▸ Task requirements:
Go through the data below. Pull out every line that has the word "arrow".

▸ Record set:
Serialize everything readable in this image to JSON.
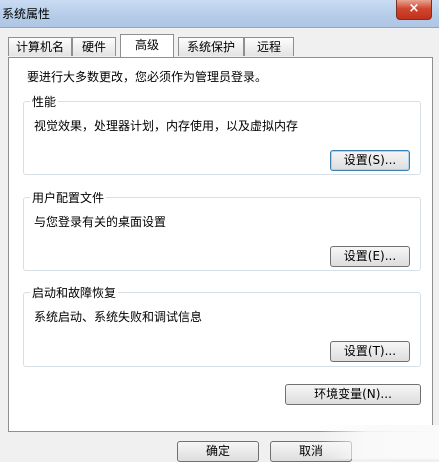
{
  "window": {
    "title": "系统属性",
    "close_label": "×"
  },
  "tabs": [
    {
      "label": "计算机名"
    },
    {
      "label": "硬件"
    },
    {
      "label": "高级"
    },
    {
      "label": "系统保护"
    },
    {
      "label": "远程"
    }
  ],
  "active_tab": "高级",
  "intro_text": "要进行大多数更改，您必须作为管理员登录。",
  "groups": {
    "performance": {
      "title": "性能",
      "description": "视觉效果，处理器计划，内存使用，以及虚拟内存",
      "button": "设置(S)..."
    },
    "profiles": {
      "title": "用户配置文件",
      "description": "与您登录有关的桌面设置",
      "button": "设置(E)..."
    },
    "startup": {
      "title": "启动和故障恢复",
      "description": "系统启动、系统失败和调试信息",
      "button": "设置(T)..."
    }
  },
  "env_button": "环境变量(N)...",
  "footer": {
    "ok": "确定",
    "cancel": "取消"
  }
}
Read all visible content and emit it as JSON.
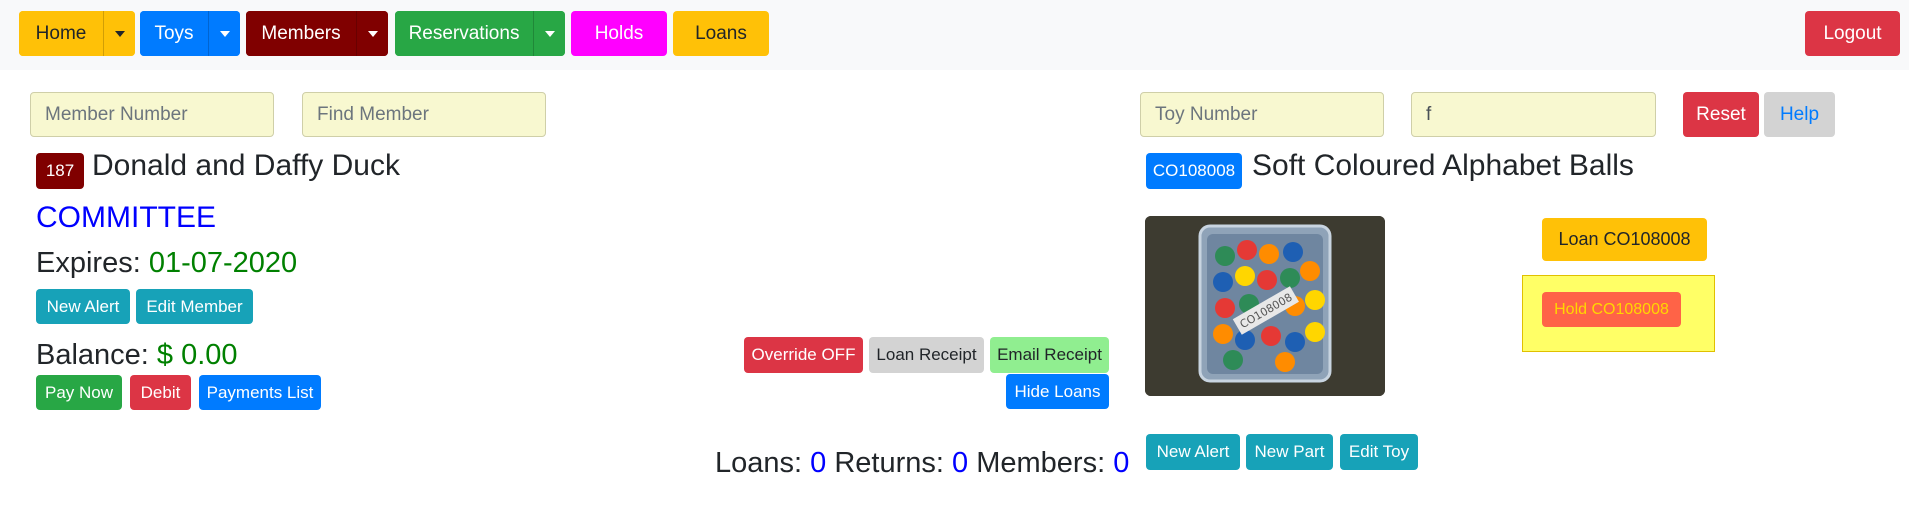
{
  "nav": {
    "home": "Home",
    "toys": "Toys",
    "members": "Members",
    "reservations": "Reservations",
    "holds": "Holds",
    "loans": "Loans",
    "logout": "Logout"
  },
  "search": {
    "member_number_placeholder": "Member Number",
    "find_member_placeholder": "Find Member",
    "toy_number_placeholder": "Toy Number",
    "toy_search_value": "f",
    "reset": "Reset",
    "help": "Help"
  },
  "member": {
    "number": "187",
    "name": "Donald and Daffy Duck",
    "role": "COMMITTEE",
    "expires_label": "Expires:",
    "expires_value": "01-07-2020",
    "new_alert": "New Alert",
    "edit_member": "Edit Member",
    "balance_label": "Balance:",
    "balance_value": "$ 0.00",
    "pay_now": "Pay Now",
    "debit": "Debit",
    "payments_list": "Payments List"
  },
  "actions": {
    "override": "Override OFF",
    "loan_receipt": "Loan Receipt",
    "email_receipt": "Email Receipt",
    "hide_loans": "Hide Loans"
  },
  "totals": {
    "loans_label": "Loans:",
    "loans_value": "0",
    "returns_label": "Returns:",
    "returns_value": "0",
    "members_label": "Members:",
    "members_value": "0"
  },
  "toy": {
    "code": "CO108008",
    "name": "Soft Coloured Alphabet Balls",
    "photo_label": "CO108008",
    "loan_button": "Loan CO108008",
    "hold_button": "Hold CO108008",
    "new_alert": "New Alert",
    "new_part": "New Part",
    "edit_toy": "Edit Toy"
  },
  "colors": {
    "accent_yellow": "#ffc107",
    "primary_blue": "#007bff",
    "members_maroon": "#800000",
    "success_green": "#28a745",
    "holds_magenta": "#ff00ff",
    "danger_red": "#dc3545",
    "info_teal": "#17a2b8",
    "text_blue": "#0000ff",
    "text_green": "#008000"
  }
}
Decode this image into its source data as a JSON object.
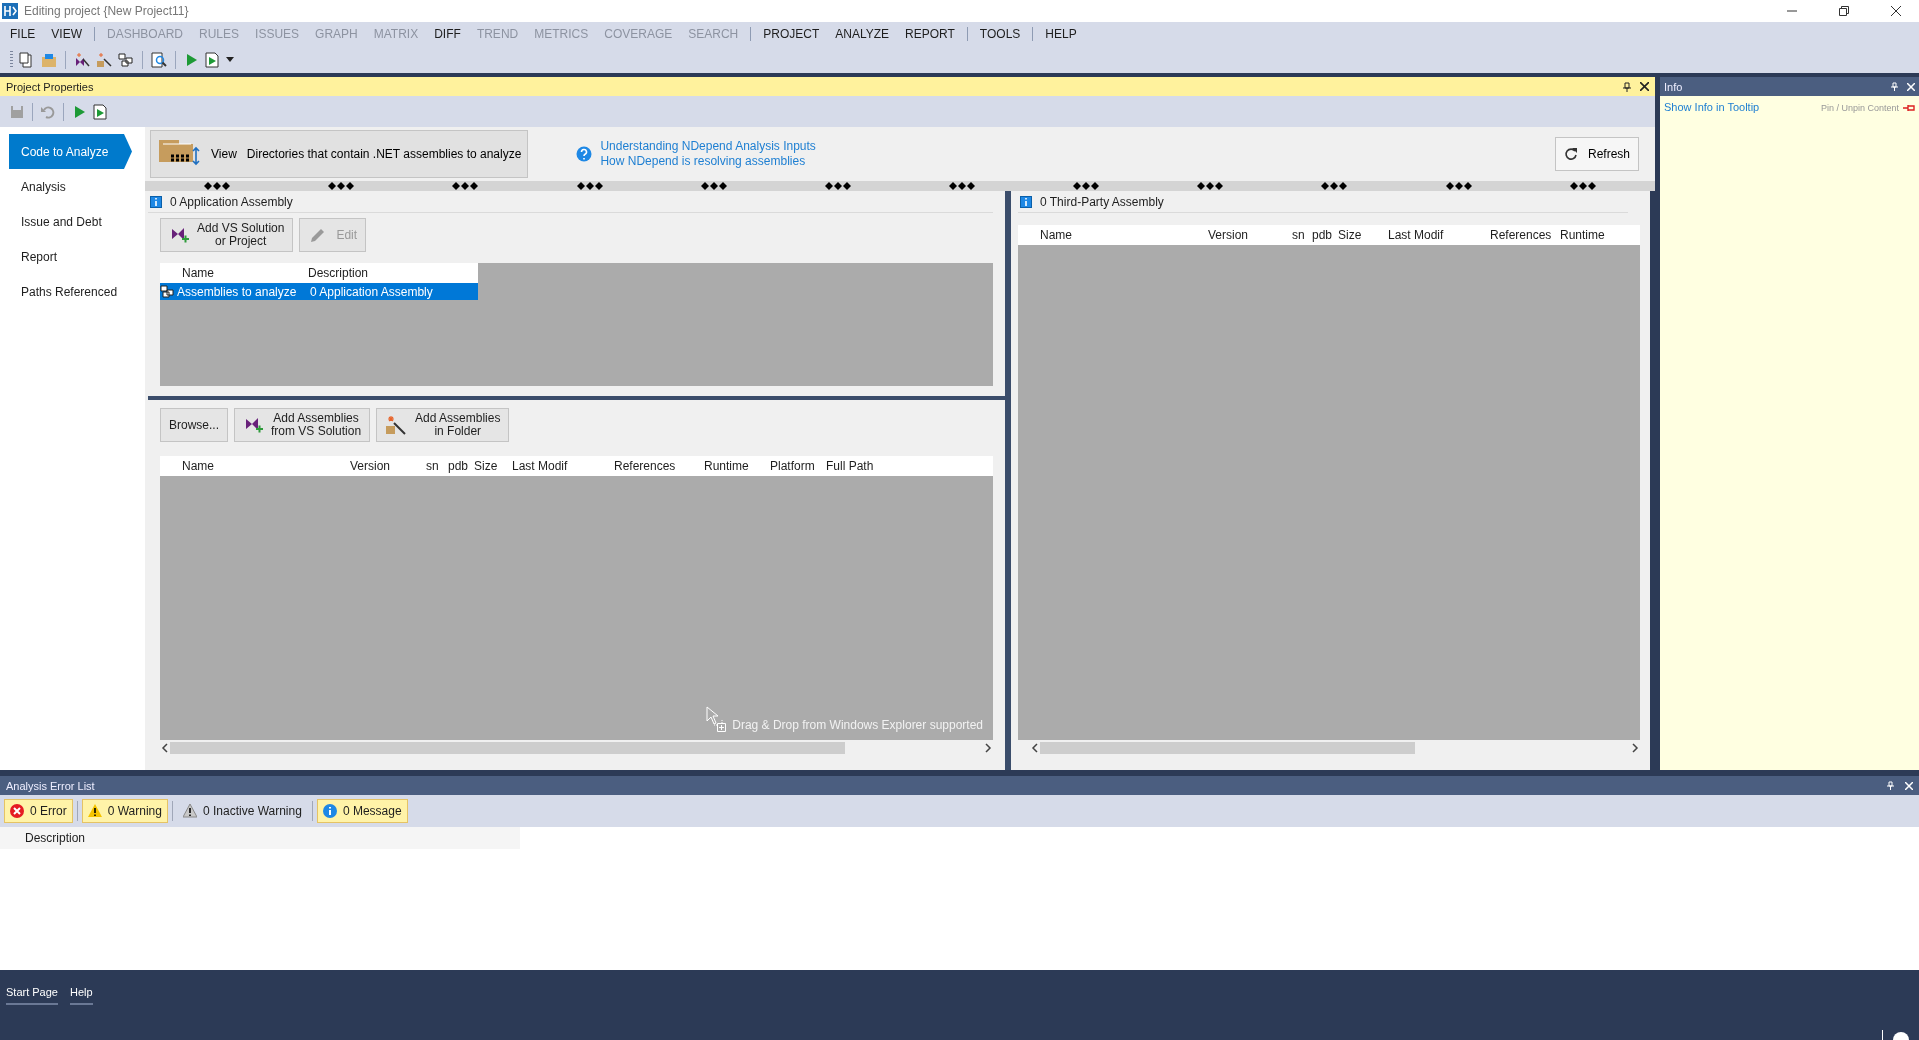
{
  "window": {
    "title": "Editing project {New Project11}"
  },
  "menu_groups": [
    [
      {
        "label": "FILE",
        "disabled": false
      },
      {
        "label": "VIEW",
        "disabled": false
      }
    ],
    [
      {
        "label": "DASHBOARD",
        "disabled": true
      },
      {
        "label": "RULES",
        "disabled": true
      },
      {
        "label": "ISSUES",
        "disabled": true
      },
      {
        "label": "GRAPH",
        "disabled": true
      },
      {
        "label": "MATRIX",
        "disabled": true
      },
      {
        "label": "DIFF",
        "disabled": false
      },
      {
        "label": "TREND",
        "disabled": true
      },
      {
        "label": "METRICS",
        "disabled": true
      },
      {
        "label": "COVERAGE",
        "disabled": true
      },
      {
        "label": "SEARCH",
        "disabled": true
      }
    ],
    [
      {
        "label": "PROJECT",
        "disabled": false
      },
      {
        "label": "ANALYZE",
        "disabled": false
      },
      {
        "label": "REPORT",
        "disabled": false
      }
    ],
    [
      {
        "label": "TOOLS",
        "disabled": false
      }
    ],
    [
      {
        "label": "HELP",
        "disabled": false
      }
    ]
  ],
  "project_properties": {
    "title": "Project Properties",
    "nav": [
      {
        "label": "Code to Analyze",
        "selected": true
      },
      {
        "label": "Analysis",
        "selected": false
      },
      {
        "label": "Issue and Debt",
        "selected": false
      },
      {
        "label": "Report",
        "selected": false
      },
      {
        "label": "Paths Referenced",
        "selected": false
      }
    ],
    "view_button": {
      "label": "View",
      "description": "Directories that contain .NET assemblies to analyze"
    },
    "help_links": [
      "Understanding NDepend Analysis Inputs",
      "How NDepend is resolving assemblies"
    ],
    "refresh_button": "Refresh",
    "application_assemblies": {
      "header": "0 Application Assembly",
      "buttons": [
        {
          "label": "Add VS Solution\nor Project",
          "kind": "vs",
          "disabled": false
        },
        {
          "label": "Edit",
          "kind": "edit",
          "disabled": true
        }
      ],
      "columns": [
        "Name",
        "Description"
      ],
      "rows": [
        {
          "cells": [
            "Assemblies to analyze",
            "0 Application Assembly"
          ],
          "selected": true
        }
      ]
    },
    "assemblies": {
      "buttons": [
        {
          "label": "Browse...",
          "kind": "plain"
        },
        {
          "label": "Add Assemblies\nfrom VS Solution",
          "kind": "vs"
        },
        {
          "label": "Add Assemblies\nin Folder",
          "kind": "folder"
        }
      ],
      "columns": [
        "Name",
        "Version",
        "sn",
        "pdb",
        "Size",
        "Last Modif",
        "References",
        "Runtime",
        "Platform",
        "Full Path"
      ],
      "drop_hint": "Drag & Drop from Windows Explorer supported"
    },
    "third_party": {
      "header": "0 Third-Party Assembly",
      "columns": [
        "Name",
        "Version",
        "sn",
        "pdb",
        "Size",
        "Last Modif",
        "References",
        "Runtime"
      ]
    }
  },
  "info_panel": {
    "title": "Info",
    "link": "Show Info in Tooltip",
    "pin_label": "Pin / Unpin Content"
  },
  "error_list": {
    "title": "Analysis Error List",
    "filters": [
      {
        "label": "0 Error",
        "kind": "error",
        "selected": true
      },
      {
        "label": "0 Warning",
        "kind": "warning",
        "selected": true
      },
      {
        "label": "0 Inactive Warning",
        "kind": "inactive",
        "selected": false
      },
      {
        "label": "0 Message",
        "kind": "message",
        "selected": true
      }
    ],
    "columns": [
      "Description"
    ]
  },
  "bottom_tabs": [
    {
      "label": "Start Page"
    },
    {
      "label": "Help"
    }
  ]
}
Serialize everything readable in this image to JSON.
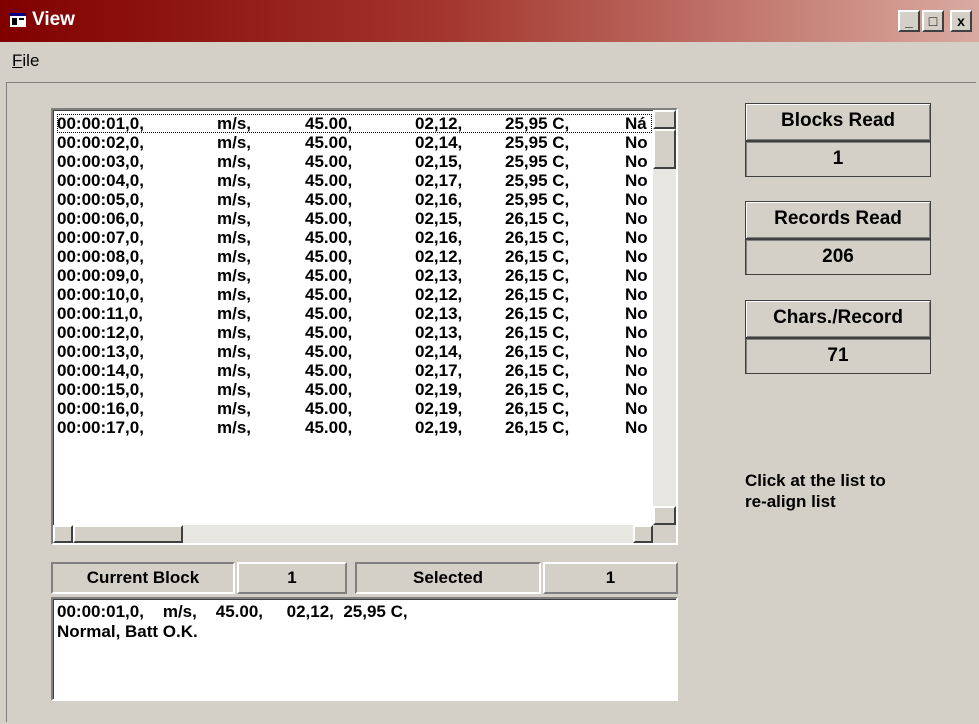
{
  "window": {
    "title": "View",
    "buttons": {
      "minimize": "_",
      "maximize": "□",
      "close": "x"
    }
  },
  "menu": {
    "file_mnemonic": "F",
    "file_rest": "ile"
  },
  "list": {
    "rows": [
      [
        "00:00:01,0,",
        "m/s,",
        "45.00,",
        "02,12,",
        "25,95 C,",
        "Ná"
      ],
      [
        "00:00:02,0,",
        "m/s,",
        "45.00,",
        "02,14,",
        "25,95 C,",
        "No"
      ],
      [
        "00:00:03,0,",
        "m/s,",
        "45.00,",
        "02,15,",
        "25,95 C,",
        "No"
      ],
      [
        "00:00:04,0,",
        "m/s,",
        "45.00,",
        "02,17,",
        "25,95 C,",
        "No"
      ],
      [
        "00:00:05,0,",
        "m/s,",
        "45.00,",
        "02,16,",
        "25,95 C,",
        "No"
      ],
      [
        "00:00:06,0,",
        "m/s,",
        "45.00,",
        "02,15,",
        "26,15 C,",
        "No"
      ],
      [
        "00:00:07,0,",
        "m/s,",
        "45.00,",
        "02,16,",
        "26,15 C,",
        "No"
      ],
      [
        "00:00:08,0,",
        "m/s,",
        "45.00,",
        "02,12,",
        "26,15 C,",
        "No"
      ],
      [
        "00:00:09,0,",
        "m/s,",
        "45.00,",
        "02,13,",
        "26,15 C,",
        "No"
      ],
      [
        "00:00:10,0,",
        "m/s,",
        "45.00,",
        "02,12,",
        "26,15 C,",
        "No"
      ],
      [
        "00:00:11,0,",
        "m/s,",
        "45.00,",
        "02,13,",
        "26,15 C,",
        "No"
      ],
      [
        "00:00:12,0,",
        "m/s,",
        "45.00,",
        "02,13,",
        "26,15 C,",
        "No"
      ],
      [
        "00:00:13,0,",
        "m/s,",
        "45.00,",
        "02,14,",
        "26,15 C,",
        "No"
      ],
      [
        "00:00:14,0,",
        "m/s,",
        "45.00,",
        "02,17,",
        "26,15 C,",
        "No"
      ],
      [
        "00:00:15,0,",
        "m/s,",
        "45.00,",
        "02,19,",
        "26,15 C,",
        "No"
      ],
      [
        "00:00:16,0,",
        "m/s,",
        "45.00,",
        "02,19,",
        "26,15 C,",
        "No"
      ],
      [
        "00:00:17,0,",
        "m/s,",
        "45.00,",
        "02,19,",
        "26,15 C,",
        "No"
      ]
    ]
  },
  "status": {
    "current_block_label": "Current Block",
    "current_block_value": "1",
    "selected_label": "Selected",
    "selected_value": "1"
  },
  "detail": {
    "line1": "00:00:01,0,    m/s,    45.00,     02,12,  25,95 C,",
    "line2": "Normal, Batt O.K."
  },
  "info": {
    "blocks_read_label": "Blocks Read",
    "blocks_read_value": "1",
    "records_read_label": "Records Read",
    "records_read_value": "206",
    "chars_per_record_label": "Chars./Record",
    "chars_per_record_value": "71"
  },
  "hint": {
    "line1": "Click at the list to",
    "line2": "re-align list"
  },
  "icons": {
    "app": "view-app-icon",
    "scroll_up": "arrow-up-icon",
    "scroll_down": "arrow-down-icon",
    "scroll_left": "arrow-left-icon",
    "scroll_right": "arrow-right-icon"
  },
  "colors": {
    "title_start": "#800000",
    "title_end": "#d9aaa0",
    "face": "#d4d0c8"
  }
}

▸ Your solution:
    "scroll_up": "arrow-up-icon",
    "scroll_down": "arrow-down-icon",
    "scroll_left": "arrow-left-icon",
    "scroll_right": "arrow-right-icon"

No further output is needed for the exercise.